Problem statement: The answer is an exact repeat of the entries below, with the pictures omitted.

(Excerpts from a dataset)
=====

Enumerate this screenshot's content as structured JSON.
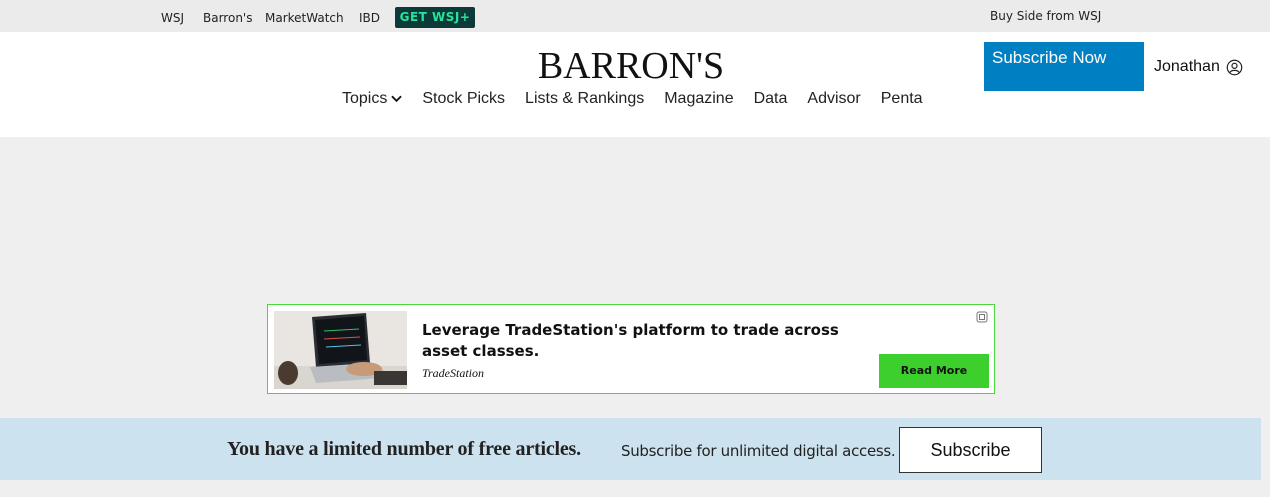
{
  "topbar": {
    "links": [
      "WSJ",
      "Barron's",
      "MarketWatch",
      "IBD"
    ],
    "get_wsj": "GET WSJ+",
    "buy_side": "Buy Side from WSJ"
  },
  "header": {
    "logo": "BARRON'S",
    "subscribe_now": "Subscribe Now",
    "user_name": "Jonathan",
    "user_icon": "user-circle-icon"
  },
  "nav": {
    "items": [
      "Topics",
      "Stock Picks",
      "Lists & Rankings",
      "Magazine",
      "Data",
      "Advisor",
      "Penta"
    ],
    "topics_icon": "chevron-down-icon"
  },
  "ad": {
    "headline": "Leverage TradeStation's platform to trade across asset classes.",
    "brand": "TradeStation",
    "button": "Read More",
    "adchoices_icon": "ad-choices-icon",
    "accent": "#3dcf2d"
  },
  "paywall": {
    "title": "You have a limited number of free articles.",
    "subtitle": "Subscribe for unlimited digital access.",
    "button": "Subscribe"
  },
  "colors": {
    "subscribe_blue": "#0080c3",
    "paywall_bg": "#cce2ef",
    "wsj_dark": "#0c3a38",
    "wsj_green": "#27e39c"
  }
}
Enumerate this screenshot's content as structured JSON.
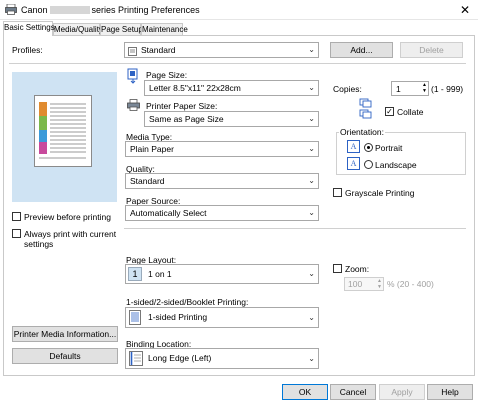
{
  "window": {
    "title_prefix": "Canon",
    "title_suffix": "series Printing Preferences",
    "close_glyph": "✕"
  },
  "tabs": [
    {
      "label": "Basic Settings",
      "active": true
    },
    {
      "label": "Media/Quality",
      "active": false
    },
    {
      "label": "Page Setup",
      "active": false
    },
    {
      "label": "Maintenance",
      "active": false
    }
  ],
  "profiles": {
    "label": "Profiles:",
    "selected": "Standard",
    "add_button": "Add...",
    "delete_button": "Delete"
  },
  "left": {
    "preview_before_printing": {
      "label": "Preview before printing",
      "checked": false
    },
    "always_print_current": {
      "label": "Always print with current settings",
      "checked": false
    },
    "printer_media_info_button": "Printer Media Information...",
    "defaults_button": "Defaults"
  },
  "page_size": {
    "label": "Page Size:",
    "selected": "Letter 8.5\"x11\" 22x28cm"
  },
  "printer_paper_size": {
    "label": "Printer Paper Size:",
    "selected": "Same as Page Size"
  },
  "media_type": {
    "label": "Media Type:",
    "selected": "Plain Paper"
  },
  "quality": {
    "label": "Quality:",
    "selected": "Standard"
  },
  "paper_source": {
    "label": "Paper Source:",
    "selected": "Automatically Select"
  },
  "copies": {
    "label": "Copies:",
    "value": "1",
    "range": "(1 - 999)"
  },
  "collate": {
    "label": "Collate",
    "checked": true
  },
  "orientation": {
    "label": "Orientation:",
    "portrait": {
      "label": "Portrait",
      "selected": true
    },
    "landscape": {
      "label": "Landscape",
      "selected": false
    }
  },
  "grayscale": {
    "label": "Grayscale Printing",
    "checked": false
  },
  "page_layout": {
    "label": "Page Layout:",
    "selected": "1 on 1",
    "icon_text": "1"
  },
  "zoom": {
    "label": "Zoom:",
    "checked": false,
    "value": "100",
    "range": "% (20 - 400)"
  },
  "duplex": {
    "label": "1-sided/2-sided/Booklet Printing:",
    "selected": "1-sided Printing"
  },
  "binding": {
    "label": "Binding Location:",
    "selected": "Long Edge (Left)"
  },
  "footer": {
    "ok": "OK",
    "cancel": "Cancel",
    "apply": "Apply",
    "help": "Help"
  },
  "icons": {
    "arrow": "⌄",
    "spin_up": "▲",
    "spin_down": "▼",
    "check": "✓"
  }
}
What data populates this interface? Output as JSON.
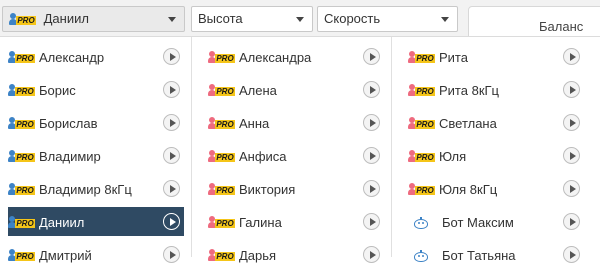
{
  "header": {
    "voice_select": "Даниил",
    "height_select": "Высота",
    "speed_select": "Скорость",
    "balance_label": "Баланс"
  },
  "pro_badge": "PRO",
  "columns": [
    [
      {
        "label": "Александр",
        "gender": "male"
      },
      {
        "label": "Борис",
        "gender": "male"
      },
      {
        "label": "Борислав",
        "gender": "male"
      },
      {
        "label": "Владимир",
        "gender": "male"
      },
      {
        "label": "Владимир 8кГц",
        "gender": "male"
      },
      {
        "label": "Даниил",
        "gender": "male",
        "selected": true
      },
      {
        "label": "Дмитрий",
        "gender": "male"
      }
    ],
    [
      {
        "label": "Александра",
        "gender": "female"
      },
      {
        "label": "Алена",
        "gender": "female"
      },
      {
        "label": "Анна",
        "gender": "female"
      },
      {
        "label": "Анфиса",
        "gender": "female"
      },
      {
        "label": "Виктория",
        "gender": "female"
      },
      {
        "label": "Галина",
        "gender": "female"
      },
      {
        "label": "Дарья",
        "gender": "female"
      }
    ],
    [
      {
        "label": "Рита",
        "gender": "female"
      },
      {
        "label": "Рита 8кГц",
        "gender": "female"
      },
      {
        "label": "Светлана",
        "gender": "female"
      },
      {
        "label": "Юля",
        "gender": "female"
      },
      {
        "label": "Юля 8кГц",
        "gender": "female"
      },
      {
        "label": "Бот Максим",
        "gender": "bot"
      },
      {
        "label": "Бот Татьяна",
        "gender": "bot"
      }
    ]
  ],
  "colors": {
    "selected_bg": "#2f4a63",
    "male_icon": "#3d83c6",
    "female_icon": "#ee6b7f",
    "pro_badge": "#f5c518"
  }
}
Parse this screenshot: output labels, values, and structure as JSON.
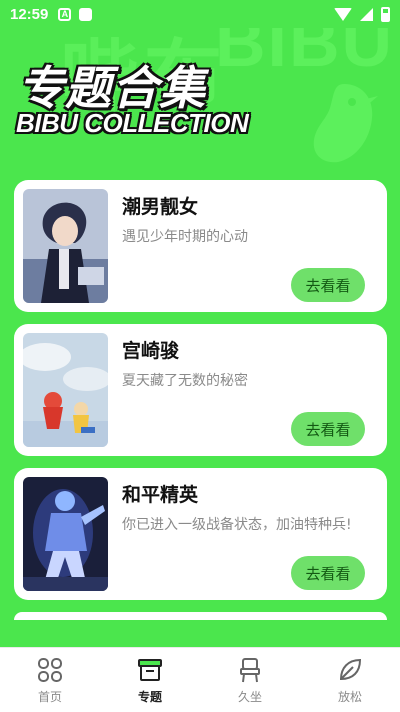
{
  "status_bar": {
    "time": "12:59",
    "icon_a": "A"
  },
  "header": {
    "title_cn": "专题合集",
    "title_en": "BIBU COLLECTION",
    "watermark_cn": "哔布",
    "watermark_en": "BIBU"
  },
  "topics": [
    {
      "title": "潮男靓女",
      "desc": "遇见少年时期的心动",
      "button": "去看看",
      "thumb": "anime-boy"
    },
    {
      "title": "宫崎骏",
      "desc": "夏天藏了无数的秘密",
      "button": "去看看",
      "thumb": "ponyo-sky"
    },
    {
      "title": "和平精英",
      "desc": "你已进入一级战备状态，加油特种兵!",
      "button": "去看看",
      "thumb": "soldier-neon"
    }
  ],
  "tabs": [
    {
      "label": "首页",
      "icon": "grid-icon",
      "active": false
    },
    {
      "label": "专题",
      "icon": "box-icon",
      "active": true
    },
    {
      "label": "久坐",
      "icon": "chair-icon",
      "active": false
    },
    {
      "label": "放松",
      "icon": "leaf-icon",
      "active": false
    }
  ],
  "colors": {
    "background": "#4be64d",
    "button": "#6fe06a",
    "button_text": "#135913"
  }
}
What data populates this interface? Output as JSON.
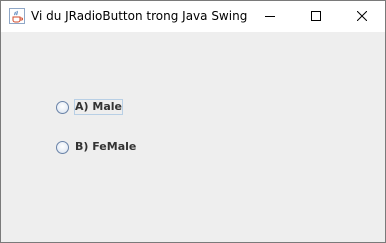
{
  "window": {
    "title": "Vi du JRadioButton trong Java Swing",
    "app_icon": "java-cup-icon"
  },
  "controls": {
    "minimize_icon": "minimize-icon",
    "maximize_icon": "maximize-icon",
    "close_icon": "close-icon"
  },
  "radios": [
    {
      "label": "A) Male",
      "selected": false,
      "focused": true
    },
    {
      "label": "B) FeMale",
      "selected": false,
      "focused": false
    }
  ],
  "colors": {
    "content_background": "#eeeeee",
    "titlebar_background": "#ffffff",
    "label_text": "#333333",
    "focus_border": "#b8cfe5"
  }
}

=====

Exercise solution:
Enumerate this screenshot's content as structured JSON.
{
  "topbar": {
    "links": [
      "WSJ",
      "Barron's",
      "MarketWatch",
      "IBD"
    ],
    "get_wsj": "GET WSJ+",
    "buy_side": "Buy Side from WSJ"
  },
  "header": {
    "logo": "BARRON'S",
    "subscribe_now": "Subscribe Now",
    "user_name": "Jonathan",
    "user_icon": "user-circle-icon"
  },
  "nav": {
    "items": [
      "Topics",
      "Stock Picks",
      "Lists & Rankings",
      "Magazine",
      "Data",
      "Advisor",
      "Penta"
    ],
    "topics_icon": "chevron-down-icon"
  },
  "ad": {
    "headline": "Leverage TradeStation's platform to trade across asset classes.",
    "brand": "TradeStation",
    "button": "Read More",
    "adchoices_icon": "ad-choices-icon",
    "accent": "#3dcf2d"
  },
  "paywall": {
    "title": "You have a limited number of free articles.",
    "subtitle": "Subscribe for unlimited digital access.",
    "button": "Subscribe"
  },
  "colors": {
    "subscribe_blue": "#0080c3",
    "paywall_bg": "#cce2ef",
    "wsj_dark": "#0c3a38",
    "wsj_green": "#27e39c"
  }
}
Enumerate this screenshot's content as structured JSON.
{
  "window": {
    "title_prefix": "Canon",
    "title_suffix": "series Printing Preferences",
    "close_glyph": "✕"
  },
  "tabs": [
    {
      "label": "Basic Settings",
      "active": true
    },
    {
      "label": "Media/Quality",
      "active": false
    },
    {
      "label": "Page Setup",
      "active": false
    },
    {
      "label": "Maintenance",
      "active": false
    }
  ],
  "profiles": {
    "label": "Profiles:",
    "selected": "Standard",
    "add_button": "Add...",
    "delete_button": "Delete"
  },
  "left": {
    "preview_before_printing": {
      "label": "Preview before printing",
      "checked": false
    },
    "always_print_current": {
      "label": "Always print with current settings",
      "checked": false
    },
    "printer_media_info_button": "Printer Media Information...",
    "defaults_button": "Defaults"
  },
  "page_size": {
    "label": "Page Size:",
    "selected": "Letter 8.5\"x11\" 22x28cm"
  },
  "printer_paper_size": {
    "label": "Printer Paper Size:",
    "selected": "Same as Page Size"
  },
  "media_type": {
    "label": "Media Type:",
    "selected": "Plain Paper"
  },
  "quality": {
    "label": "Quality:",
    "selected": "Standard"
  },
  "paper_source": {
    "label": "Paper Source:",
    "selected": "Automatically Select"
  },
  "copies": {
    "label": "Copies:",
    "value": "1",
    "range": "(1 - 999)"
  },
  "collate": {
    "label": "Collate",
    "checked": true
  },
  "orientation": {
    "label": "Orientation:",
    "portrait": {
      "label": "Portrait",
      "selected": true
    },
    "landscape": {
      "label": "Landscape",
      "selected": false
    }
  },
  "grayscale": {
    "label": "Grayscale Printing",
    "checked": false
  },
  "page_layout": {
    "label": "Page Layout:",
    "selected": "1 on 1",
    "icon_text": "1"
  },
  "zoom": {
    "label": "Zoom:",
    "checked": false,
    "value": "100",
    "range": "% (20 - 400)"
  },
  "duplex": {
    "label": "1-sided/2-sided/Booklet Printing:",
    "selected": "1-sided Printing"
  },
  "binding": {
    "label": "Binding Location:",
    "selected": "Long Edge (Left)"
  },
  "footer": {
    "ok": "OK",
    "cancel": "Cancel",
    "apply": "Apply",
    "help": "Help"
  },
  "icons": {
    "arrow": "⌄",
    "spin_up": "▲",
    "spin_down": "▼",
    "check": "✓"
  }
}
What data populates this interface? Output as JSON.
{
  "header": {
    "voice_select": "Даниил",
    "height_select": "Высота",
    "speed_select": "Скорость",
    "balance_label": "Баланс"
  },
  "pro_badge": "PRO",
  "columns": [
    [
      {
        "label": "Александр",
        "gender": "male"
      },
      {
        "label": "Борис",
        "gender": "male"
      },
      {
        "label": "Борислав",
        "gender": "male"
      },
      {
        "label": "Владимир",
        "gender": "male"
      },
      {
        "label": "Владимир 8кГц",
        "gender": "male"
      },
      {
        "label": "Даниил",
        "gender": "male",
        "selected": true
      },
      {
        "label": "Дмитрий",
        "gender": "male"
      }
    ],
    [
      {
        "label": "Александра",
        "gender": "female"
      },
      {
        "label": "Алена",
        "gender": "female"
      },
      {
        "label": "Анна",
        "gender": "female"
      },
      {
        "label": "Анфиса",
        "gender": "female"
      },
      {
        "label": "Виктория",
        "gender": "female"
      },
      {
        "label": "Галина",
        "gender": "female"
      },
      {
        "label": "Дарья",
        "gender": "female"
      }
    ],
    [
      {
        "label": "Рита",
        "gender": "female"
      },
      {
        "label": "Рита 8кГц",
        "gender": "female"
      },
      {
        "label": "Светлана",
        "gender": "female"
      },
      {
        "label": "Юля",
        "gender": "female"
      },
      {
        "label": "Юля 8кГц",
        "gender": "female"
      },
      {
        "label": "Бот Максим",
        "gender": "bot"
      },
      {
        "label": "Бот Татьяна",
        "gender": "bot"
      }
    ]
  ],
  "colors": {
    "selected_bg": "#2f4a63",
    "male_icon": "#3d83c6",
    "female_icon": "#ee6b7f",
    "pro_badge": "#f5c518"
  }
}
Parse this screenshot: output labels, values, and structure as JSON.
{
  "status_bar": {
    "time": "12:59",
    "icon_a": "A"
  },
  "header": {
    "title_cn": "专题合集",
    "title_en": "BIBU COLLECTION",
    "watermark_cn": "哔布",
    "watermark_en": "BIBU"
  },
  "topics": [
    {
      "title": "潮男靓女",
      "desc": "遇见少年时期的心动",
      "button": "去看看",
      "thumb": "anime-boy"
    },
    {
      "title": "宫崎骏",
      "desc": "夏天藏了无数的秘密",
      "button": "去看看",
      "thumb": "ponyo-sky"
    },
    {
      "title": "和平精英",
      "desc": "你已进入一级战备状态，加油特种兵!",
      "button": "去看看",
      "thumb": "soldier-neon"
    }
  ],
  "tabs": [
    {
      "label": "首页",
      "icon": "grid-icon",
      "active": false
    },
    {
      "label": "专题",
      "icon": "box-icon",
      "active": true
    },
    {
      "label": "久坐",
      "icon": "chair-icon",
      "active": false
    },
    {
      "label": "放松",
      "icon": "leaf-icon",
      "active": false
    }
  ],
  "colors": {
    "background": "#4be64d",
    "button": "#6fe06a",
    "button_text": "#135913"
  }
}
What data populates this interface? Output as JSON.
{
  "window": {
    "title": "Vi du JRadioButton trong Java Swing",
    "app_icon": "java-cup-icon"
  },
  "controls": {
    "minimize_icon": "minimize-icon",
    "maximize_icon": "maximize-icon",
    "close_icon": "close-icon"
  },
  "radios": [
    {
      "label": "A) Male",
      "selected": false,
      "focused": true
    },
    {
      "label": "B) FeMale",
      "selected": false,
      "focused": false
    }
  ],
  "colors": {
    "content_background": "#eeeeee",
    "titlebar_background": "#ffffff",
    "label_text": "#333333",
    "focus_border": "#b8cfe5"
  }
}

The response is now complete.